EXERCISE GOAL:
Where the word "September" appears in a line below, copy the whole line.

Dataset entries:
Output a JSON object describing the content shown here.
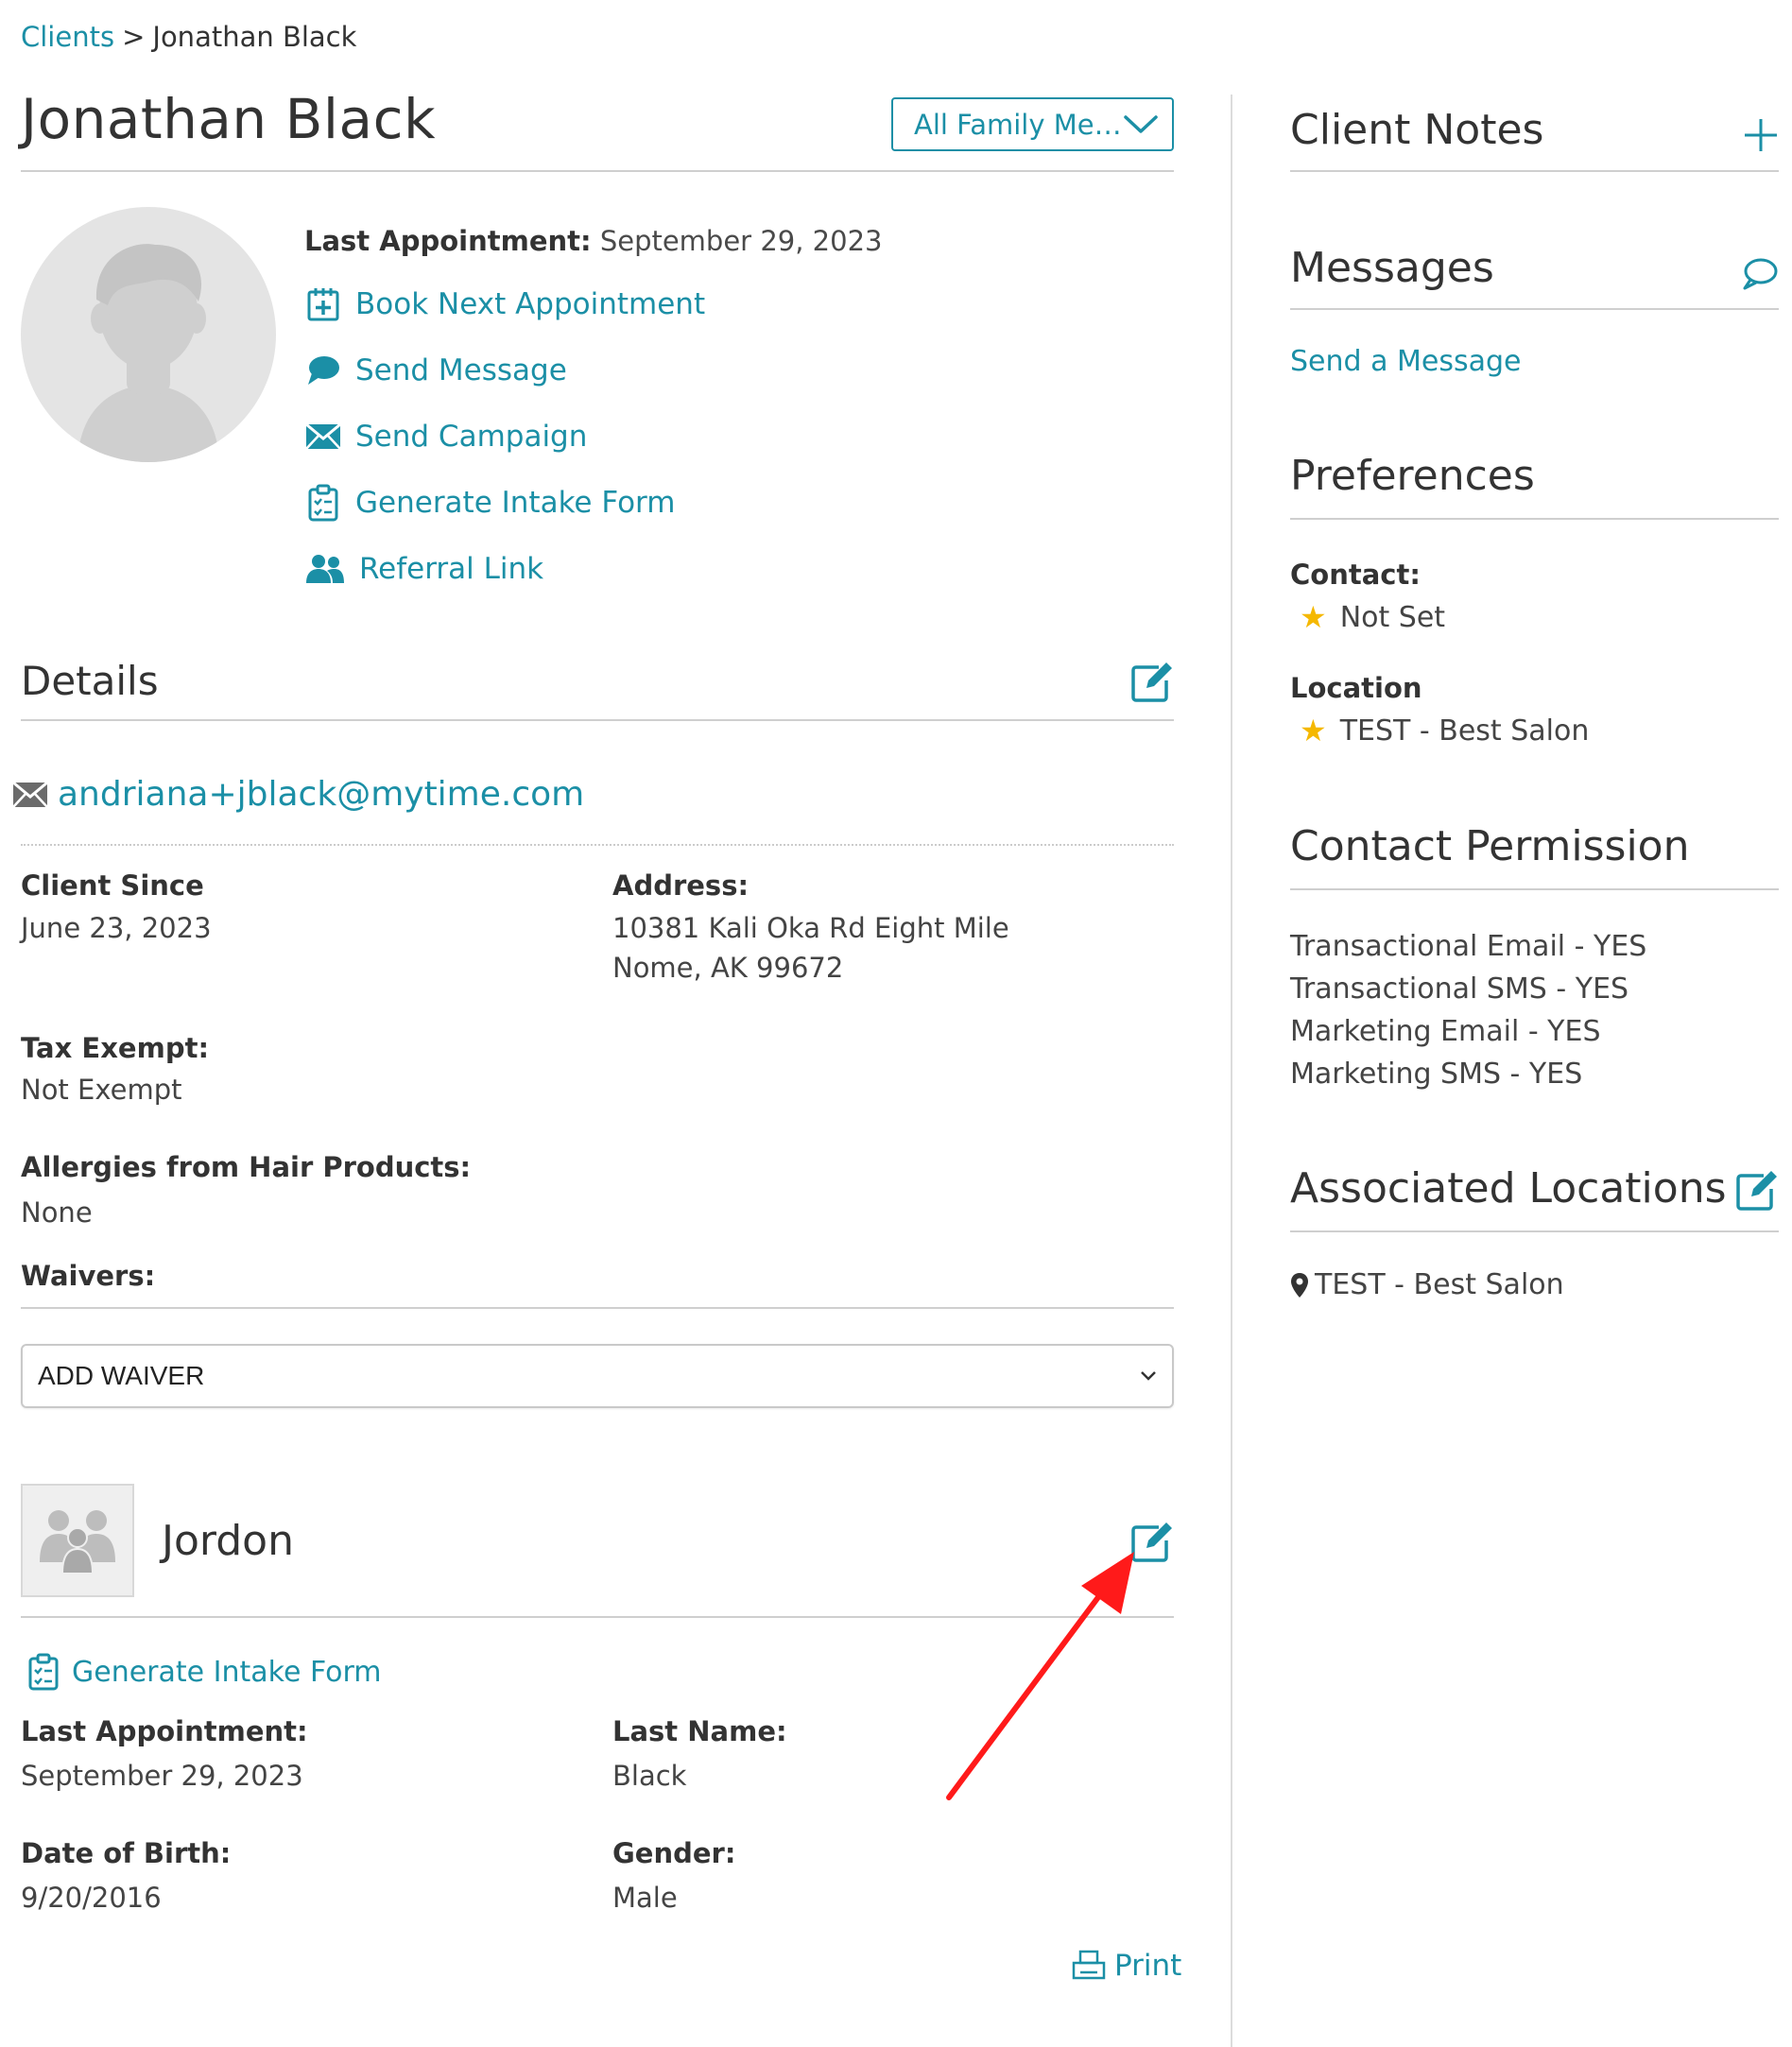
{
  "breadcrumb": {
    "parent": "Clients",
    "separator": ">",
    "current": "Jonathan Black"
  },
  "client": {
    "name": "Jonathan Black",
    "family_select": "All Family Me…",
    "last_appointment_label": "Last Appointment:",
    "last_appointment_value": "September 29, 2023"
  },
  "actions": [
    {
      "label": "Book Next Appointment",
      "icon": "calendar-plus-icon"
    },
    {
      "label": "Send Message",
      "icon": "chat-bubble-icon"
    },
    {
      "label": "Send Campaign",
      "icon": "envelope-icon"
    },
    {
      "label": "Generate Intake Form",
      "icon": "clipboard-icon"
    },
    {
      "label": "Referral Link",
      "icon": "users-icon"
    }
  ],
  "details": {
    "title": "Details",
    "email": "andriana+jblack@mytime.com",
    "client_since_label": "Client Since",
    "client_since_value": "June 23, 2023",
    "address_label": "Address:",
    "address_line1": "10381 Kali Oka Rd Eight Mile",
    "address_line2": "Nome, AK 99672",
    "tax_exempt_label": "Tax Exempt:",
    "tax_exempt_value": "Not Exempt",
    "allergies_label": "Allergies from Hair Products:",
    "allergies_value": "None",
    "waivers_label": "Waivers:",
    "waiver_select": "ADD WAIVER"
  },
  "member": {
    "name": "Jordon",
    "intake_form": "Generate Intake Form",
    "last_appointment_label": "Last Appointment:",
    "last_appointment_value": "September 29, 2023",
    "last_name_label": "Last Name:",
    "last_name_value": "Black",
    "dob_label": "Date of Birth:",
    "dob_value": "9/20/2016",
    "gender_label": "Gender:",
    "gender_value": "Male",
    "print": "Print"
  },
  "sidebar": {
    "client_notes_title": "Client Notes",
    "messages_title": "Messages",
    "send_message_link": "Send a Message",
    "preferences_title": "Preferences",
    "contact_label": "Contact:",
    "contact_value": "Not Set",
    "location_label": "Location",
    "location_value": "TEST - Best Salon",
    "contact_permission_title": "Contact Permission",
    "permissions": [
      "Transactional Email - YES",
      "Transactional SMS - YES",
      "Marketing Email - YES",
      "Marketing SMS - YES"
    ],
    "associated_locations_title": "Associated Locations",
    "associated_location": "TEST - Best Salon"
  },
  "colors": {
    "accent": "#1b8fa6",
    "star": "#f5b800",
    "annotation_arrow": "#ff0000"
  }
}
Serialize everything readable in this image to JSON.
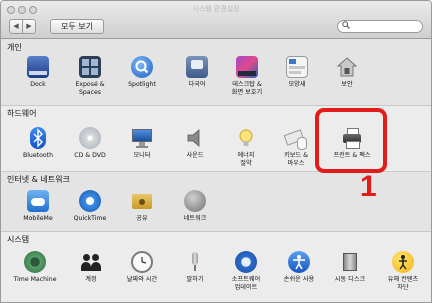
{
  "window": {
    "title": "시스템 환경설정"
  },
  "toolbar": {
    "back": "◀",
    "forward": "▶",
    "show_all": "모두 보기",
    "search_placeholder": "",
    "search_icon": "magnifier-icon"
  },
  "sections": [
    {
      "label": "개인",
      "items": [
        {
          "label": "Dock",
          "icon": "dock-icon"
        },
        {
          "label": "Exposé &\nSpaces",
          "icon": "expose-icon"
        },
        {
          "label": "Spotlight",
          "icon": "spotlight-icon"
        },
        {
          "label": "다국어",
          "icon": "language-icon"
        },
        {
          "label": "데스크탑 &\n화면 보호기",
          "icon": "desktop-icon"
        },
        {
          "label": "모양새",
          "icon": "appearance-icon"
        },
        {
          "label": "보안",
          "icon": "security-icon"
        }
      ]
    },
    {
      "label": "하드웨어",
      "items": [
        {
          "label": "Bluetooth",
          "icon": "bluetooth-icon"
        },
        {
          "label": "CD & DVD",
          "icon": "cd-dvd-icon"
        },
        {
          "label": "모니터",
          "icon": "monitor-icon"
        },
        {
          "label": "사운드",
          "icon": "sound-icon"
        },
        {
          "label": "에너지\n절약",
          "icon": "energy-icon"
        },
        {
          "label": "키보드 &\n마우스",
          "icon": "keyboard-mouse-icon"
        },
        {
          "label": "프린트 & 팩스",
          "icon": "printer-icon"
        }
      ]
    },
    {
      "label": "인터넷 & 네트워크",
      "items": [
        {
          "label": "MobileMe",
          "icon": "mobileme-icon"
        },
        {
          "label": "QuickTime",
          "icon": "quicktime-icon"
        },
        {
          "label": "공유",
          "icon": "sharing-icon"
        },
        {
          "label": "네트워크",
          "icon": "network-icon"
        }
      ]
    },
    {
      "label": "시스템",
      "items": [
        {
          "label": "Time Machine",
          "icon": "time-machine-icon"
        },
        {
          "label": "계정",
          "icon": "accounts-icon"
        },
        {
          "label": "날짜와 시간",
          "icon": "date-time-icon"
        },
        {
          "label": "말하기",
          "icon": "speech-icon"
        },
        {
          "label": "소프트웨어\n업데이트",
          "icon": "software-update-icon"
        },
        {
          "label": "손쉬운 사용",
          "icon": "accessibility-icon"
        },
        {
          "label": "시동 디스크",
          "icon": "startup-disk-icon"
        },
        {
          "label": "유해 컨텐츠\n차단",
          "icon": "parental-controls-icon"
        }
      ]
    }
  ],
  "annotation": {
    "number": "1",
    "color": "#e21b1b"
  }
}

ANSWER BOX:
    "last_appointment_value": "September 29, 2023"
    "last_appointment_value": "September 29, 2023",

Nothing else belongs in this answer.